She goes on to say, “Chances are good that you married an imperfect man who’s perfect for you.” This is a good point, even if it's often hard to see how you're a good fit for each other. This is a matter for a different post, but you can be pretty sure that if you're in relationship with someone, somehow you're a match for one another; for better or worse.
#6: It’s an expensive way to control your spouse..
Do we agree? Well, if your intention is to "control your spouse", any kind of coaching or counseling is a bad idea, never mind the cost. If the expense of counseling happens instead of, as LD says, spending money on really nurturing yourself, that can be a real problem.
But money you spend on seeking out qualified help with a real desire to improve your marriage is never wasted. In fact, it could very well be the most important money you’ll ever spend your whole life. If you get the proper relationship help, it could mean the difference between living happily ever after and divorce.

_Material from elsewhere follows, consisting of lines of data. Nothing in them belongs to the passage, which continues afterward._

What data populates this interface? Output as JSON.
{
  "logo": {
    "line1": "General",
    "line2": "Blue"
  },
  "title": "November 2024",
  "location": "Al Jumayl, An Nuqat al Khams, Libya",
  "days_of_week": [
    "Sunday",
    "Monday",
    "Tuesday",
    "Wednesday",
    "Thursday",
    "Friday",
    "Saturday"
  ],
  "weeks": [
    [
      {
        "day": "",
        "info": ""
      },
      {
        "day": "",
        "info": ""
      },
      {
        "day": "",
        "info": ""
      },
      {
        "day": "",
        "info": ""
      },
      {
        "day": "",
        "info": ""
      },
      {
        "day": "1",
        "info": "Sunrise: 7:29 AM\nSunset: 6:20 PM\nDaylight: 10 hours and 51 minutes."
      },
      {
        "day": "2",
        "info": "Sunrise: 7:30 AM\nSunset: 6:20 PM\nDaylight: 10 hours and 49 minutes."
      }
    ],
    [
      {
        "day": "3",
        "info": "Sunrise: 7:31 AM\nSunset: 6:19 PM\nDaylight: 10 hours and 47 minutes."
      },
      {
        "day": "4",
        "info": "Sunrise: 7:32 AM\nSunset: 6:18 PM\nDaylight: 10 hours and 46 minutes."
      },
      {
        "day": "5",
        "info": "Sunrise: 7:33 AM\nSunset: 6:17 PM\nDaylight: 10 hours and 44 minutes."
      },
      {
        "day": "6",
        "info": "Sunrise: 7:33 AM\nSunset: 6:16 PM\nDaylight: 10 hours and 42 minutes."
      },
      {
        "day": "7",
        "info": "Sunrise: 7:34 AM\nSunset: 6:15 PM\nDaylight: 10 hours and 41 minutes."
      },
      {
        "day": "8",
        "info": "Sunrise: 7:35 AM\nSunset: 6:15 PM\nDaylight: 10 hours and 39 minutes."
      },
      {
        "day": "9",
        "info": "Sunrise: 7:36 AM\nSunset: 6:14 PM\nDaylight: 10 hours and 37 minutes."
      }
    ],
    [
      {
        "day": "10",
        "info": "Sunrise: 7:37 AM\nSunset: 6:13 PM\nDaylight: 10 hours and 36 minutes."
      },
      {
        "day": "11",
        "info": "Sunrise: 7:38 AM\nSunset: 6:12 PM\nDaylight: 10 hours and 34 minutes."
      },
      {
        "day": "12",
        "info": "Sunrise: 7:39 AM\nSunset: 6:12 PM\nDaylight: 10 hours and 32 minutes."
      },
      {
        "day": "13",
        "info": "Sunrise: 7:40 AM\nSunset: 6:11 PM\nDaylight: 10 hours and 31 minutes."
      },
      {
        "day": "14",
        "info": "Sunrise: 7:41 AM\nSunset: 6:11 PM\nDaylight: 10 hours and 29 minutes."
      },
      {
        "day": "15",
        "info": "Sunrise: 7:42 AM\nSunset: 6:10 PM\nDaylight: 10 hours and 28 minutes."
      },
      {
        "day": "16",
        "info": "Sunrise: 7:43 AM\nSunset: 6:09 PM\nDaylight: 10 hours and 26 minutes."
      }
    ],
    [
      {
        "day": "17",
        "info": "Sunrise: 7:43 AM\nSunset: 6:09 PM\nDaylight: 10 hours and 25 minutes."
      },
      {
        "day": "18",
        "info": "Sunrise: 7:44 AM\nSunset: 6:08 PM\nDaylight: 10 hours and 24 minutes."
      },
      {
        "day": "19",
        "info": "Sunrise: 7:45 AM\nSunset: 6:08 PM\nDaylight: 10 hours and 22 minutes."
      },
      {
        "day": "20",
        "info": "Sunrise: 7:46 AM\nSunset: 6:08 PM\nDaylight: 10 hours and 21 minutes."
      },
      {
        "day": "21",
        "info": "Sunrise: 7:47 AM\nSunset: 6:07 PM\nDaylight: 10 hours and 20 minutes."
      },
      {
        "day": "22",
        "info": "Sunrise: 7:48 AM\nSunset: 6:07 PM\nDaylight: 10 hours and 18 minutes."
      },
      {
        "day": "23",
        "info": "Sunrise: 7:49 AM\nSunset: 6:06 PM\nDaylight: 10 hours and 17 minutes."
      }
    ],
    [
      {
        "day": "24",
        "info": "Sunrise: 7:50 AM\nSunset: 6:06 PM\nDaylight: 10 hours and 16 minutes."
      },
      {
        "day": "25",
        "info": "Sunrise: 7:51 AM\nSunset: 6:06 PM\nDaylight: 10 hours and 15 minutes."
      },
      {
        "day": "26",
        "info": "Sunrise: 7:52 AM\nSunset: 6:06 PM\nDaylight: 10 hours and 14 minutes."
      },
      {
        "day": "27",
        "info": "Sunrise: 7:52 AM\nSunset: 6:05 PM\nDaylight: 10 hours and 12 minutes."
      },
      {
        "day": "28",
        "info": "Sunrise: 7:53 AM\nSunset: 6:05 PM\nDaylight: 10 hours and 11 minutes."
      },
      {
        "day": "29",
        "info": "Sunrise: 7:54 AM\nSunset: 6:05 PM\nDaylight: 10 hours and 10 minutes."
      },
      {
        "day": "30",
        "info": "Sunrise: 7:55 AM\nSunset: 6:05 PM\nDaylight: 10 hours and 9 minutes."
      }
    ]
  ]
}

Whatever you pay for professional relationship help is going to be cheaper than divorce, for sure! Plus, even if you were to still get divorced, what you learn in counseling will often benefit you personally in all your current and subsequent relationships.
When you notice your relationship is failing and your love is fading, you should absolutely get help! Of course you'd want to find a coach or counselor who is skilled and with whom you have rapport. It's perfectly appropriate to "shop around" for the right coach or counselor till you find someone you jive with.
Don’t wait till you’re so resentful and hurt you can hardly be in the same room as your spouse. Don’t argue for years first. If you fight about the same things over and over again, it just means you don’t have an effective method to deal with your differences. Go learn it.
We all have this unrealistic expectation that we should be great at relationship without help or training. You wouldn’t expect yourself to be a great nurse or lawyer or engineer without focused and ongoing education. Relationship is no different. Find people you admire and who are creating a wonderful relationship, and learn from them.
LoveWorks: We believe relationships are meant to be an empowering, fun, passionate, safe place to grow, love, and learn. Where we get to be more of who we are, not less. We know it’s not always easy, but it can definitely be easier! With our unique and practical approach to relationship, you learn how to resolve conflicts quickly and enjoy fulfilling intimacy for the rest of your life. To learn more or contact us, visit www.loveworkssolution.com.